One of the employees who Brombolich supervised in the clerk’s office allegedly complained in June 2014 that a department head made unwanted sexual advances, including physical touching, and threatened the individual’s family and other employees. The suit alleges that the department head did not experience “any adverse employment consequence.”
Brombolich’s suit does not name the department head.
Her suit also accuses Williams of altering the results of a civil service exam to benefit a personal friend. Brombolich alleges that she reported the matter to the mayor and the city’s legal councel, but she was “shunned as a whistle-blower” and fired.
The city’s legal counsel, Steve Giacoletto, and Collinsville Mayor John Miller did not immediately respond to a request for comment.

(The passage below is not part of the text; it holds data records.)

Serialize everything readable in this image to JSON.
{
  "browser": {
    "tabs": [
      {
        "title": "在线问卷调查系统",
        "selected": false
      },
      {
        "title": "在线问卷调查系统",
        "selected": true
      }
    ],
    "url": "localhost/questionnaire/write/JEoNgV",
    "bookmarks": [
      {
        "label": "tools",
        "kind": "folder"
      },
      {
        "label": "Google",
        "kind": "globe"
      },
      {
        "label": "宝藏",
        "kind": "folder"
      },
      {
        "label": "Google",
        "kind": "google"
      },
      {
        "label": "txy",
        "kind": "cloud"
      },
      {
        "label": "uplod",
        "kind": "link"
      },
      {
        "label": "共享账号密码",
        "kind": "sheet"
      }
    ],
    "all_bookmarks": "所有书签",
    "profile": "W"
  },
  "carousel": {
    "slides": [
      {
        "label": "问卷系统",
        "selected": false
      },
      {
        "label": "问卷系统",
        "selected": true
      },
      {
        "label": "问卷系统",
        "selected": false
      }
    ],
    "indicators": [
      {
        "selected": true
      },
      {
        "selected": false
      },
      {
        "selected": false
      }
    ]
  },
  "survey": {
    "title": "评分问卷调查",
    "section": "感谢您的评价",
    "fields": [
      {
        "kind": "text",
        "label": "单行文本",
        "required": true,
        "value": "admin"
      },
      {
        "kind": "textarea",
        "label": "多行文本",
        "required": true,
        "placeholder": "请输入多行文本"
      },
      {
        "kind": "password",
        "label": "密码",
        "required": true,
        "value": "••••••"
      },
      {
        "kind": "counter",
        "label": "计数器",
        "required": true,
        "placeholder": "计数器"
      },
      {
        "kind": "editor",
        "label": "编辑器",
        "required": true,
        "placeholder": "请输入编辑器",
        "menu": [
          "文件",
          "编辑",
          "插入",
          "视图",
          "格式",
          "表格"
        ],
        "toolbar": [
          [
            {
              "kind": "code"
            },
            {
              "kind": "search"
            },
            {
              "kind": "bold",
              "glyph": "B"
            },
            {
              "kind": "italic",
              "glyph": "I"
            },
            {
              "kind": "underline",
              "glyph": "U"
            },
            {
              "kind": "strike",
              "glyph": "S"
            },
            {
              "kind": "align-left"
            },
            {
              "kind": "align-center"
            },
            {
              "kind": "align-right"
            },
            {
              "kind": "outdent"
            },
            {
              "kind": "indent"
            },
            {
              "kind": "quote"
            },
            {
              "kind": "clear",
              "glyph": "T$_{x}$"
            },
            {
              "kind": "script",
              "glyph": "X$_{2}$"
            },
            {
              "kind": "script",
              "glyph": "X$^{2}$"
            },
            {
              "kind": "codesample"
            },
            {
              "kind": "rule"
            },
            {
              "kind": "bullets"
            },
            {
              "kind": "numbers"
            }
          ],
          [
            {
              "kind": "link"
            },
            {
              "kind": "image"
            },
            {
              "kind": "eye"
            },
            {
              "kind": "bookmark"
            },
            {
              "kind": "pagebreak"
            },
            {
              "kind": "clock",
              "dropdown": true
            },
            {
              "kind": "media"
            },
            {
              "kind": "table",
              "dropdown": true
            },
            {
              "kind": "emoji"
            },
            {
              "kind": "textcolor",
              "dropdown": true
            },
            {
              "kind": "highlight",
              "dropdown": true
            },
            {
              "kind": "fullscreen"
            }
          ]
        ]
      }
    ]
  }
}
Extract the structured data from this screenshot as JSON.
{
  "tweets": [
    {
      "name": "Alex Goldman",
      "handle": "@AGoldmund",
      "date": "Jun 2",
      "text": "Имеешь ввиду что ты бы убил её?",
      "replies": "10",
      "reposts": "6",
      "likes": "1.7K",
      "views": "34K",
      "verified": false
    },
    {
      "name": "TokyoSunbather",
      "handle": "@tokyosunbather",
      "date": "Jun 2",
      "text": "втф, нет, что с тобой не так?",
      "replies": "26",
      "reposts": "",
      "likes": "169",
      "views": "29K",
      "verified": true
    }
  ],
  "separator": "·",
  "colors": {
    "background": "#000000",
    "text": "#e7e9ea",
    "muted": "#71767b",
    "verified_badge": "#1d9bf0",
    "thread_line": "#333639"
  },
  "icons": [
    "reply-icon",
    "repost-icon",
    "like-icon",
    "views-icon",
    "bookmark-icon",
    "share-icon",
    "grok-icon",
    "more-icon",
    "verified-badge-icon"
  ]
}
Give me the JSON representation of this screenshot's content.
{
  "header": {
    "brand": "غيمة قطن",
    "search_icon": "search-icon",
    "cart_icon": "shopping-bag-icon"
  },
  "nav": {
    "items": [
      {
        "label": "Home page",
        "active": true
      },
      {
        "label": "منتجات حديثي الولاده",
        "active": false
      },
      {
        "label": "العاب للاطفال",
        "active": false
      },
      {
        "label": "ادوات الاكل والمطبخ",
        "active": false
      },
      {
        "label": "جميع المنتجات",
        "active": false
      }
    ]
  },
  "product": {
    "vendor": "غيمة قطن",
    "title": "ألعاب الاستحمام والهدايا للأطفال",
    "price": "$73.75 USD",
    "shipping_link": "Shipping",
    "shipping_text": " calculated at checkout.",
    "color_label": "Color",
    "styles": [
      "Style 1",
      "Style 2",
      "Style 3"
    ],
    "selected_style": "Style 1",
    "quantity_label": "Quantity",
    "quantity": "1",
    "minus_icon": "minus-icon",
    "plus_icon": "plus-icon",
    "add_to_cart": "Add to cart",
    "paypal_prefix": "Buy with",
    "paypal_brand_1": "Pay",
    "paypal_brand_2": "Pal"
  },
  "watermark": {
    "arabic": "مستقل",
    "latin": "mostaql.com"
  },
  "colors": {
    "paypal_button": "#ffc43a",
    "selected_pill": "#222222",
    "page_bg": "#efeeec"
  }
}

The suit alleges that Williams began compiling the investigative file that has since been released by the city after Brombolich began her run for the City Council because if she were elected, she would be able to vote on Williams’ continued employment.
At the July 13 meeting in which the council considered his contract, Brombolich and two other council members voted against its renewal, and Williams was fired.
Brombolich, the suit states, was exercising her First Amendment rights in discussing the allegations and in running for public office.
The suit alleges that Tognarelli worked with Williams to compile the information and to distribute it to discredit her despite having “no reason to participate in any way with the handling of any personnel matter” as a council member and despite having been advised by Giacoletto not to share the documents given to him by Williams.
“...Williams and Tognarelli abused their public office for their own personal and political benefit by compiling and distributing private documents relating to (Brombolich),” the suit states.
The file portrays Brombolich in a “false light,” the suit alleges, because Williams included “only the most unflattering and private documents” about her. The suit states that, for example, Williams “intentionally excluded” any documents relating to other employees’ use of city credit cards in the same time frame.
According to the suit, compiling these documents was “not reasonably related to any of (Williams’) job duties as city manager.”
The suit requests a jury trial.